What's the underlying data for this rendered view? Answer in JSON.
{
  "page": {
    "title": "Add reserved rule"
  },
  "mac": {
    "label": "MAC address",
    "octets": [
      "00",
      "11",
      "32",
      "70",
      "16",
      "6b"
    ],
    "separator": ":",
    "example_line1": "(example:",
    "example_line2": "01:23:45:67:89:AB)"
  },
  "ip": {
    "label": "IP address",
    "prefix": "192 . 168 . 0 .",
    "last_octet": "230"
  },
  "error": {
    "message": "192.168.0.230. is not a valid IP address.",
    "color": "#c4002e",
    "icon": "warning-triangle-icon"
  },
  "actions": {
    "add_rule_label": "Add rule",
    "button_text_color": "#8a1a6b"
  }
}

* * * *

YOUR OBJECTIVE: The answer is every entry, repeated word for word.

YOUR SOLUTION:
What's the underlying data for this rendered view? Answer in JSON.
{
  "page": {
    "title": "Add reserved rule"
  },
  "mac": {
    "label": "MAC address",
    "octets": [
      "00",
      "11",
      "32",
      "70",
      "16",
      "6b"
    ],
    "separator": ":",
    "example_line1": "(example:",
    "example_line2": "01:23:45:67:89:AB)"
  },
  "ip": {
    "label": "IP address",
    "prefix": "192 . 168 . 0 .",
    "last_octet": "230"
  },
  "error": {
    "message": "192.168.0.230. is not a valid IP address.",
    "color": "#c4002e",
    "icon": "warning-triangle-icon"
  },
  "actions": {
    "add_rule_label": "Add rule",
    "button_text_color": "#8a1a6b"
  }
}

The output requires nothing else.